▶ **Task details**
Find the number of lines in these records where the word "your" appears. Reply with that number and nothing more.

※ ※ ※

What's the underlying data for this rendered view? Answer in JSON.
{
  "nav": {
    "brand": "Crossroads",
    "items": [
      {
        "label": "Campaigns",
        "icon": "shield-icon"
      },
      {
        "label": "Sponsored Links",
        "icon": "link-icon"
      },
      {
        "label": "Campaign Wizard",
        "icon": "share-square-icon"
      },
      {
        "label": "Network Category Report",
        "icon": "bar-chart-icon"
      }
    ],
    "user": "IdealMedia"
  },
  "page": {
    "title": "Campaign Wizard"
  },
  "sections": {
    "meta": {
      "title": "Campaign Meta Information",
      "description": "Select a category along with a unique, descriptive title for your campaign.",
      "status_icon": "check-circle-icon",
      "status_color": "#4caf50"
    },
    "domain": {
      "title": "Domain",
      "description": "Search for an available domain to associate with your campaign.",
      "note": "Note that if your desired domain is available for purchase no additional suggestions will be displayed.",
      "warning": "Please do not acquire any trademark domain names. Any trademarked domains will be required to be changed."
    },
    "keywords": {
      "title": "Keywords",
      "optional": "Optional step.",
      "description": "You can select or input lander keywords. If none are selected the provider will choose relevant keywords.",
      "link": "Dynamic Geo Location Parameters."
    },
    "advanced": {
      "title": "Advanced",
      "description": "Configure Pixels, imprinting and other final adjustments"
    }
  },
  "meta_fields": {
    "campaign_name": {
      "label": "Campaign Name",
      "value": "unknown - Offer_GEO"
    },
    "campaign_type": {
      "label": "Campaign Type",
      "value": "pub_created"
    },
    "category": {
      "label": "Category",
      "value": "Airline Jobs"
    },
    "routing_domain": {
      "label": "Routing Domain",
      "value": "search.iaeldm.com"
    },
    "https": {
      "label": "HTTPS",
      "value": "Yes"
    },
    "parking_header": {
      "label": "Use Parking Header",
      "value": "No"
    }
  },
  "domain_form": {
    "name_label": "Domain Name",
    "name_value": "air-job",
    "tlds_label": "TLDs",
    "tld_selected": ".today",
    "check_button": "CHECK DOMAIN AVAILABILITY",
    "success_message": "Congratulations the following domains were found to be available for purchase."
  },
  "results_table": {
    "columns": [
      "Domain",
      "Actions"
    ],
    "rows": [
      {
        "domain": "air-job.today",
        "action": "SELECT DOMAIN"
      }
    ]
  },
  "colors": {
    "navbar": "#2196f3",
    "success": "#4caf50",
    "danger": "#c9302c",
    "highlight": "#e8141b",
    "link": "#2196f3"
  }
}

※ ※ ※

▶ **Result for this exercise**
3